(Interface dataset entries)
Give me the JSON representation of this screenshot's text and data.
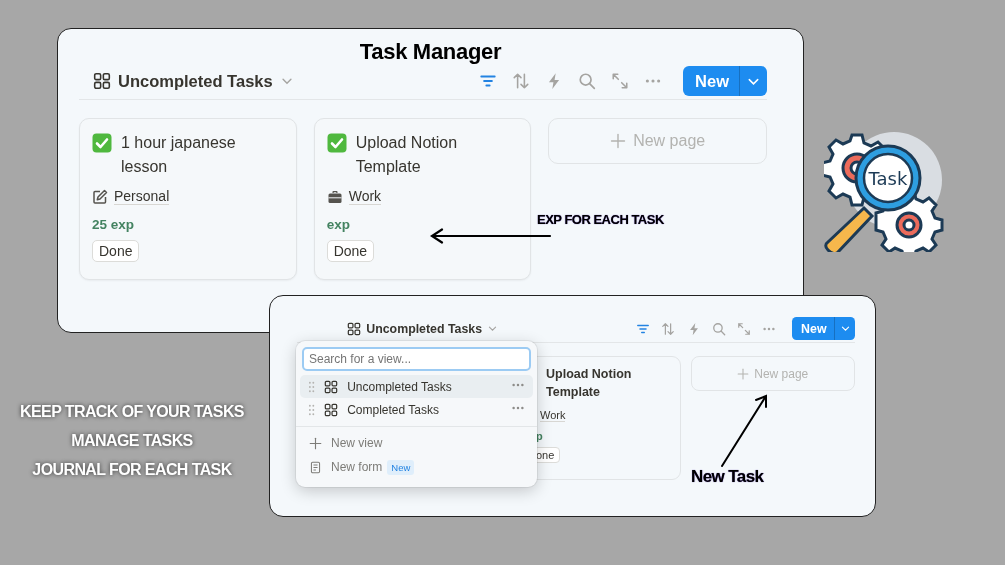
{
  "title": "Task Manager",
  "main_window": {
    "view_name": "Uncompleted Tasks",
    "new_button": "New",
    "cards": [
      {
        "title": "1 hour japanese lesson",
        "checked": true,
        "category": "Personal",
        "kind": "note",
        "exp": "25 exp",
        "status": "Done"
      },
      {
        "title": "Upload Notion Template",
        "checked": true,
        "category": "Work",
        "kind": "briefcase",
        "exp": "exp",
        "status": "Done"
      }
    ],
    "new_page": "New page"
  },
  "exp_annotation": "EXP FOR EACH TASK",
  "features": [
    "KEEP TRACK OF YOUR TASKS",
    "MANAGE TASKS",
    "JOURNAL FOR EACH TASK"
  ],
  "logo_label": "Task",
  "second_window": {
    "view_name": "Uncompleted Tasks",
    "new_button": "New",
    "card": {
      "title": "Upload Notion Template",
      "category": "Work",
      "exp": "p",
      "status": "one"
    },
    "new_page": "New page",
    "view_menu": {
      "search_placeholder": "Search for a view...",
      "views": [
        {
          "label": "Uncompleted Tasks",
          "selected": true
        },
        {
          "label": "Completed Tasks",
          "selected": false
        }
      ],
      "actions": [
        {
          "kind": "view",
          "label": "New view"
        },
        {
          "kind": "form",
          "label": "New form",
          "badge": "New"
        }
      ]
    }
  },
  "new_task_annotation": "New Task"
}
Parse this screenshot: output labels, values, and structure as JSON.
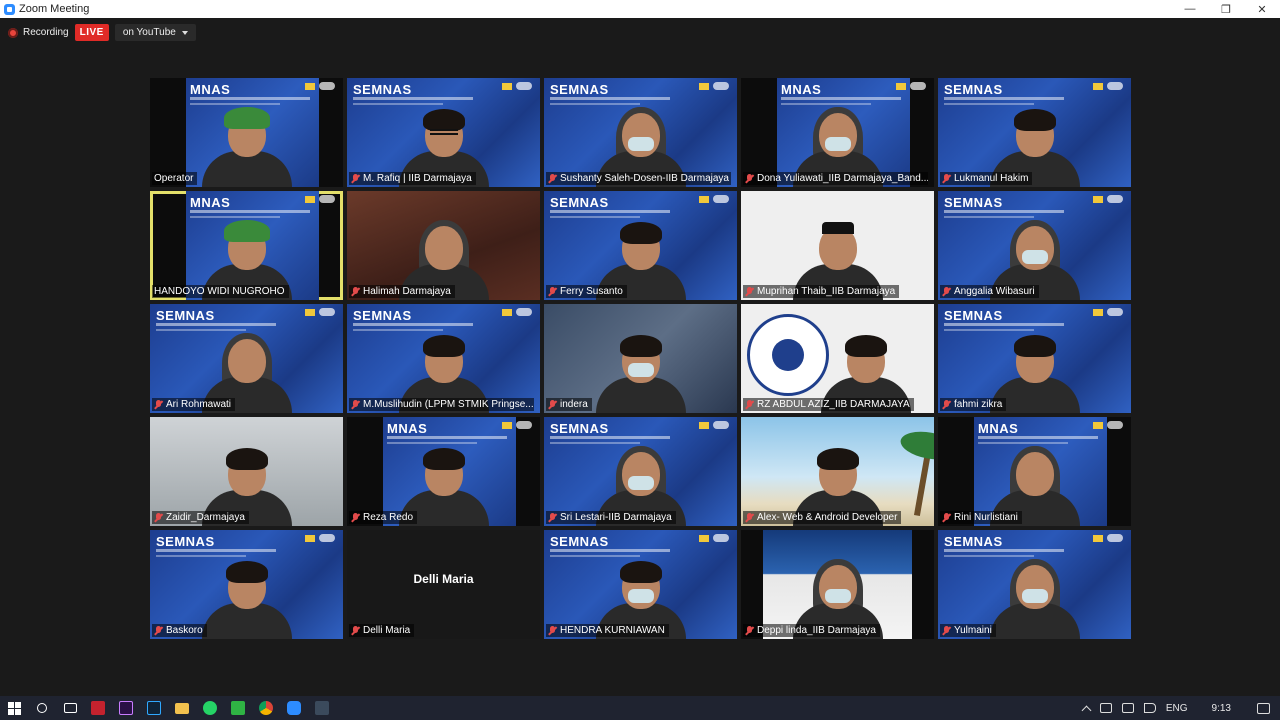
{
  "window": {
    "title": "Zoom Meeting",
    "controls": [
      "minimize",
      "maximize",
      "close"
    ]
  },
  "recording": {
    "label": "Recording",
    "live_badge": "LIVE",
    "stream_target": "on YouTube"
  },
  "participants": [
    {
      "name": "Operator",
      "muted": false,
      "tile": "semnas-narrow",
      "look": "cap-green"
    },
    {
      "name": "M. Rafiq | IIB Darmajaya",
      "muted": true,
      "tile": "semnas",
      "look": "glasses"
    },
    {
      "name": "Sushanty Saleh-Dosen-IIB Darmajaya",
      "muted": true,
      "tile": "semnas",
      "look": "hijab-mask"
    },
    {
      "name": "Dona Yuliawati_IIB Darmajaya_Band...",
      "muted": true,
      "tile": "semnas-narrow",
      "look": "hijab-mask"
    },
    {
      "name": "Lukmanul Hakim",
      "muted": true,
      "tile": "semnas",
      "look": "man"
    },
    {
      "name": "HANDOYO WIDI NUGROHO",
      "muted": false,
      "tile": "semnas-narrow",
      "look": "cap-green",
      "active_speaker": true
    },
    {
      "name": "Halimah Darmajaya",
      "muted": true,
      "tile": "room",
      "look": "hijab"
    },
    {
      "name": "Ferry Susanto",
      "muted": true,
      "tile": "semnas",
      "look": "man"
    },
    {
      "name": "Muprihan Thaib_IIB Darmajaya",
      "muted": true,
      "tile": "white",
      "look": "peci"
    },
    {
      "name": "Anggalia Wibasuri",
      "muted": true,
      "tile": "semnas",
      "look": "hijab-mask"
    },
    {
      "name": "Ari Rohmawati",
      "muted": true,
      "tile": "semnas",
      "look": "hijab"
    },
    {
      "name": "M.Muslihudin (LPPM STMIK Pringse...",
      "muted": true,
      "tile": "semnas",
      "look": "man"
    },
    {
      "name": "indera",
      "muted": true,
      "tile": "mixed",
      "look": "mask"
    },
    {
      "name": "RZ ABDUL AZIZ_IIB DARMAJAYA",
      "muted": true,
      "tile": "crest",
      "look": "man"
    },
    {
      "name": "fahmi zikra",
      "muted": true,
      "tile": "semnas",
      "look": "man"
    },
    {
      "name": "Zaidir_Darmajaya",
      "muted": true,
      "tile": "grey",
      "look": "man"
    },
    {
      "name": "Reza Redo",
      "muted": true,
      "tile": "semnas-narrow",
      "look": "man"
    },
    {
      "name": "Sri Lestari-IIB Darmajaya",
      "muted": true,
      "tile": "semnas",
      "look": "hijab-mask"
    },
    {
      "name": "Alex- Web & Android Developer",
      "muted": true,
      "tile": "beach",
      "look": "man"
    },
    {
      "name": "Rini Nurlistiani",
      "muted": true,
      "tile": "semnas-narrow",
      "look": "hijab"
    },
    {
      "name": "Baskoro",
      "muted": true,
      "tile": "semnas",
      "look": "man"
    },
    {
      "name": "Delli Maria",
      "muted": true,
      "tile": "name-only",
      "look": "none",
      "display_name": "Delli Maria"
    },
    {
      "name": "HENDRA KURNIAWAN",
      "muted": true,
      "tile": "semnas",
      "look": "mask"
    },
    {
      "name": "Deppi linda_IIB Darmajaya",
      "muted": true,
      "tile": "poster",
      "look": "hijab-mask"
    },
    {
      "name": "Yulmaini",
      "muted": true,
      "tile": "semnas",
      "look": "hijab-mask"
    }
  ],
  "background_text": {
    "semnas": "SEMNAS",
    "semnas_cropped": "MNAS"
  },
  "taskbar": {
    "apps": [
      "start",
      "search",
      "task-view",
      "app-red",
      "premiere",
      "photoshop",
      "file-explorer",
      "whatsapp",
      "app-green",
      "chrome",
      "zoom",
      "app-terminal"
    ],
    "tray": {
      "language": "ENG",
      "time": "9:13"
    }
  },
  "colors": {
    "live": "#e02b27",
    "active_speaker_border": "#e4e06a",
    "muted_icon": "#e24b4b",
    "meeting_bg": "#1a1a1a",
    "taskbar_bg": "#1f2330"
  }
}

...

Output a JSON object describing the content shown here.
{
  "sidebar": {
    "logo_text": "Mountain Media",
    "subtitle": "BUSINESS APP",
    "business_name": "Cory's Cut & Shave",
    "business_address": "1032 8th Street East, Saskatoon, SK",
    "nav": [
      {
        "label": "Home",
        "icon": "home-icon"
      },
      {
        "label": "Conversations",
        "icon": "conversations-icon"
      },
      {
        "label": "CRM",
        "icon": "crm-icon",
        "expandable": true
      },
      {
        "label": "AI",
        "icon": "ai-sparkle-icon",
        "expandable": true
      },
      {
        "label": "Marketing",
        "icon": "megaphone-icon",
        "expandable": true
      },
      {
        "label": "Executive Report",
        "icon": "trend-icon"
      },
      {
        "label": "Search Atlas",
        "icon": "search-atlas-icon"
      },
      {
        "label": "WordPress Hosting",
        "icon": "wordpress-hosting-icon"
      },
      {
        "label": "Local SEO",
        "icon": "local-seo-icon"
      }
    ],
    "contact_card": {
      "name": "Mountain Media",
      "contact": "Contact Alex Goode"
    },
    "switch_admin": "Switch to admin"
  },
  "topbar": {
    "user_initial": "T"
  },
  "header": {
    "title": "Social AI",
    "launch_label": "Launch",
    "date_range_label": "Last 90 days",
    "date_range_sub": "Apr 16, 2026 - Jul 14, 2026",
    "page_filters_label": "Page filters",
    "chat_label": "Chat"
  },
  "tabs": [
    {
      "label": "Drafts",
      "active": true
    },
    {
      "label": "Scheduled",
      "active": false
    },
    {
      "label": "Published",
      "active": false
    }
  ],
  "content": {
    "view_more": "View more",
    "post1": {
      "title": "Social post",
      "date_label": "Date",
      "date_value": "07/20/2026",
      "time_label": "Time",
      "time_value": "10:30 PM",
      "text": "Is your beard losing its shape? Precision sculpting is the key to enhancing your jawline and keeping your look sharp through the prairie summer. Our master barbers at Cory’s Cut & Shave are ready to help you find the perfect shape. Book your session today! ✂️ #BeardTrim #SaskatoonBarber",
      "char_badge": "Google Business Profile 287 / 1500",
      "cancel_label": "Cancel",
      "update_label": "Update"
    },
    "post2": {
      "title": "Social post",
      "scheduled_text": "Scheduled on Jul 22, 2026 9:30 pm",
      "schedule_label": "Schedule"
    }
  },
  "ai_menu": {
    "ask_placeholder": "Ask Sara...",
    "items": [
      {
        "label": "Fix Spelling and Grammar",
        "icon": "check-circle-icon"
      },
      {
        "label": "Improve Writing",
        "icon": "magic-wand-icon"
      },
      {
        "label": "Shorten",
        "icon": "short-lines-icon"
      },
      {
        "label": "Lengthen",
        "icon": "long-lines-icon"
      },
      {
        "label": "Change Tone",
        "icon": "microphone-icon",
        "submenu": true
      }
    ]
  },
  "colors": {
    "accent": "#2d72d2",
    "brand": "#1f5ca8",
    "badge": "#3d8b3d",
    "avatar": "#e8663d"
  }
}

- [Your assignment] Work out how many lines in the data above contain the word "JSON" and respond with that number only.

- [Task response] 3